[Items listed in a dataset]
= Beginning of Section =

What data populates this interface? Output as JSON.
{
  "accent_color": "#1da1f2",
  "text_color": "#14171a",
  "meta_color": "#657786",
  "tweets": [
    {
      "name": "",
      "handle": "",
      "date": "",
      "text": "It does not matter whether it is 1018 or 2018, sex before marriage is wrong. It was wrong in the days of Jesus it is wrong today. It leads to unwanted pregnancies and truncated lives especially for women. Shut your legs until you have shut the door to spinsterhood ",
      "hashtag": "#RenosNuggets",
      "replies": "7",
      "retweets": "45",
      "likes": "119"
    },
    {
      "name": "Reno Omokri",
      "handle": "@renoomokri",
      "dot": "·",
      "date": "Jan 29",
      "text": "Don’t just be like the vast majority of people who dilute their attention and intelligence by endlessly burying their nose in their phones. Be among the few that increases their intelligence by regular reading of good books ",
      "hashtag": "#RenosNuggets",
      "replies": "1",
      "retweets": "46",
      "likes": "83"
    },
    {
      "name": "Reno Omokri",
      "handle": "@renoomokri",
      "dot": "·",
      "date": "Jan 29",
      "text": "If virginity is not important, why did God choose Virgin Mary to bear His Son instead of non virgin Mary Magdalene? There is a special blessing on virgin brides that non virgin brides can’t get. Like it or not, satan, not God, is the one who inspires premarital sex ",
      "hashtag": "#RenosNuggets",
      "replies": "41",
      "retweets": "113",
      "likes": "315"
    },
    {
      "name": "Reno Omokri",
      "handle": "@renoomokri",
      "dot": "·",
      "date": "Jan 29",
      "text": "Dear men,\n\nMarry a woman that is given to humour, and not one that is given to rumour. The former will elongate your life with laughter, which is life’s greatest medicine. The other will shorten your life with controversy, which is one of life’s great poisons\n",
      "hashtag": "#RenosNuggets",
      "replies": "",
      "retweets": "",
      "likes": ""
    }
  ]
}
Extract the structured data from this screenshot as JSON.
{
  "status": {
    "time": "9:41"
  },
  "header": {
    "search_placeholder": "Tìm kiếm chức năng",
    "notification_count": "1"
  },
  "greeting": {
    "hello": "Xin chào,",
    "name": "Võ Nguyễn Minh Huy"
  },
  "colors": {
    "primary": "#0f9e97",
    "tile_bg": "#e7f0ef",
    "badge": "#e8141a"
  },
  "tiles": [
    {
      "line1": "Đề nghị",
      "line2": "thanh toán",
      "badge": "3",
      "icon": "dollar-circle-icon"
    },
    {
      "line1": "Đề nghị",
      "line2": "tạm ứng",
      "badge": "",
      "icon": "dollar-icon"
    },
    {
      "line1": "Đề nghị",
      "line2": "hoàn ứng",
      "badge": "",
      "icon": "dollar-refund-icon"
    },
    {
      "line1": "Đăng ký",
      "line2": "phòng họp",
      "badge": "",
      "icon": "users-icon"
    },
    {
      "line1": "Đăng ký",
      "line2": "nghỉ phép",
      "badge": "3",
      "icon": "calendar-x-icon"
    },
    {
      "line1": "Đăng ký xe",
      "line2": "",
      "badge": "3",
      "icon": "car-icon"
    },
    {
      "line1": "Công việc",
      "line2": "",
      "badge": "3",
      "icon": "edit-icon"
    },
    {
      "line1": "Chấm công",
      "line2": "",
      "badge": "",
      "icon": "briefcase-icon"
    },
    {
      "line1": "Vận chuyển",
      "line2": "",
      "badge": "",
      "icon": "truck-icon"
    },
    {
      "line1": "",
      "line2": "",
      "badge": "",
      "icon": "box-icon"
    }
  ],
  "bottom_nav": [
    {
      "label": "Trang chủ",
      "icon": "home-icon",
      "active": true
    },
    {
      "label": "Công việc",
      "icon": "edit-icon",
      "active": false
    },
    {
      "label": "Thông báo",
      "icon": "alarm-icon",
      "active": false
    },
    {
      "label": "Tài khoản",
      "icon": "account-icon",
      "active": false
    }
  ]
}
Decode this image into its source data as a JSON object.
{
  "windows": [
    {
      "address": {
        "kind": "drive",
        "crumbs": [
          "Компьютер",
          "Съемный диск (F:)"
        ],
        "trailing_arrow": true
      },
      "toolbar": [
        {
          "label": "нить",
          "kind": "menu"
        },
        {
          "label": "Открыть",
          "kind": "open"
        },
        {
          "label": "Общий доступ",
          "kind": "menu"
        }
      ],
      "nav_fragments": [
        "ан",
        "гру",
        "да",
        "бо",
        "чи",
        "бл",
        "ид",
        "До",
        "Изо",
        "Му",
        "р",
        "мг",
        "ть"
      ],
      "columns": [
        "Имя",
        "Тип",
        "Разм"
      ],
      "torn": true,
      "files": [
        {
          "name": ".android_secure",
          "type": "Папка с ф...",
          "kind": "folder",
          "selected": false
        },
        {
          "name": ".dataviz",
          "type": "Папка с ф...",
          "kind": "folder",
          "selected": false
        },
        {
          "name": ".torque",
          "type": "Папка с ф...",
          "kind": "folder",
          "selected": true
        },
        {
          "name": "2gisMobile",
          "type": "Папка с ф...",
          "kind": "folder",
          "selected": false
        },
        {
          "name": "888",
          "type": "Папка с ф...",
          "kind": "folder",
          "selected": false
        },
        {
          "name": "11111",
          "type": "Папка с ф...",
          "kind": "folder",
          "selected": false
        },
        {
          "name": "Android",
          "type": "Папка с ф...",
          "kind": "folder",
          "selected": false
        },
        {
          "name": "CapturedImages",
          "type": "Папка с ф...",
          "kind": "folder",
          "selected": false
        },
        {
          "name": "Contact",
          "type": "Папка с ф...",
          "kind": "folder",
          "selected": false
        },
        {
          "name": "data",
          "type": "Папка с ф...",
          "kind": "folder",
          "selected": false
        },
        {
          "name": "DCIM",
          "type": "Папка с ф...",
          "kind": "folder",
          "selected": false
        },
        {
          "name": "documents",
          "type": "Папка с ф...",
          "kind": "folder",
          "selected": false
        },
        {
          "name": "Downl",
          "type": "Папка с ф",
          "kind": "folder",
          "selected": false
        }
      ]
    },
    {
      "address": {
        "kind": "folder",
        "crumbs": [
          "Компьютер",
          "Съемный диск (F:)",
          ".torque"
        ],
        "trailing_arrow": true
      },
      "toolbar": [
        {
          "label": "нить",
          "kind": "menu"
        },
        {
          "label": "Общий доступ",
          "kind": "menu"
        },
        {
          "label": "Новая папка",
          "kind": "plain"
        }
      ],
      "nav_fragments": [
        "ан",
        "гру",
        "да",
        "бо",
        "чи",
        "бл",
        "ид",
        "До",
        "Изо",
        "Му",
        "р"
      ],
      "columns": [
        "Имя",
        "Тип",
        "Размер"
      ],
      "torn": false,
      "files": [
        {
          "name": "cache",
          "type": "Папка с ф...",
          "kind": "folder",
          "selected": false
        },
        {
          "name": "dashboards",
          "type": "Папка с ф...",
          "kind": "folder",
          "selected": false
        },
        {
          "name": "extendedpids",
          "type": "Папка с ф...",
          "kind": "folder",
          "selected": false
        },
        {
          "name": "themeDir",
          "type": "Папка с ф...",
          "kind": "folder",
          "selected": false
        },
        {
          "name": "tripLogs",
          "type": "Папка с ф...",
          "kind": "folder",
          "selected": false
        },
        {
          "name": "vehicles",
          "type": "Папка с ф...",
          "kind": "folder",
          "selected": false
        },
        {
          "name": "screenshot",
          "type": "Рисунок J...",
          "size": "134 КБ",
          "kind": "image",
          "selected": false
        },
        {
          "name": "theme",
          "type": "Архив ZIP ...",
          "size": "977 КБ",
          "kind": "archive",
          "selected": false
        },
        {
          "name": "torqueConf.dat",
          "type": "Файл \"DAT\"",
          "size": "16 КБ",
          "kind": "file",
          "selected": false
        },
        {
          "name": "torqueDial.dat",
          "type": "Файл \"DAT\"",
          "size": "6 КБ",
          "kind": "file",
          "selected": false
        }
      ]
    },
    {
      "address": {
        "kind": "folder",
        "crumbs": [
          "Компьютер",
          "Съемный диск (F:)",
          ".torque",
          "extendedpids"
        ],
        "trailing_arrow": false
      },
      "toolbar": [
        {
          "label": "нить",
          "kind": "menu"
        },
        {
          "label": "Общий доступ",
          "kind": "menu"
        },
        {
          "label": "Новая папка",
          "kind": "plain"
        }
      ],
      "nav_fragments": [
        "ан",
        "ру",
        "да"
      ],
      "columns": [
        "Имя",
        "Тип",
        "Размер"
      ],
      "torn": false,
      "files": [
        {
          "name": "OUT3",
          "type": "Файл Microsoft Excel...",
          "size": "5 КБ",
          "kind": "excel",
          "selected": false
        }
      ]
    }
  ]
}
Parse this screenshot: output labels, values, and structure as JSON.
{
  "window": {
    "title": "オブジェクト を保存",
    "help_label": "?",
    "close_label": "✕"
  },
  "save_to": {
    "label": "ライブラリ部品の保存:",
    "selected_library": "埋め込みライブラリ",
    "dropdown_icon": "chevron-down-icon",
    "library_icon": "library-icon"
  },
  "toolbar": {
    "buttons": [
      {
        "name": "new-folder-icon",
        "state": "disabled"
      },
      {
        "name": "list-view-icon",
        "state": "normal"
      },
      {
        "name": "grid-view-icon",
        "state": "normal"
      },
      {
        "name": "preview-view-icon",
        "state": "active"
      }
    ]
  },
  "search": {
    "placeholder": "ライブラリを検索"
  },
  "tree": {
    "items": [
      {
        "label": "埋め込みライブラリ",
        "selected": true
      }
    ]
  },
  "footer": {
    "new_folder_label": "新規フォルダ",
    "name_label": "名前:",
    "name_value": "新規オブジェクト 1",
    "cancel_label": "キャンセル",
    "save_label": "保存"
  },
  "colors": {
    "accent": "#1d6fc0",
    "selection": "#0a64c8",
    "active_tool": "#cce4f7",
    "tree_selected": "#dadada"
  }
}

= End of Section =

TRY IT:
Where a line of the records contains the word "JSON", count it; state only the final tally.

RESULT OF THE EXERCISE:
4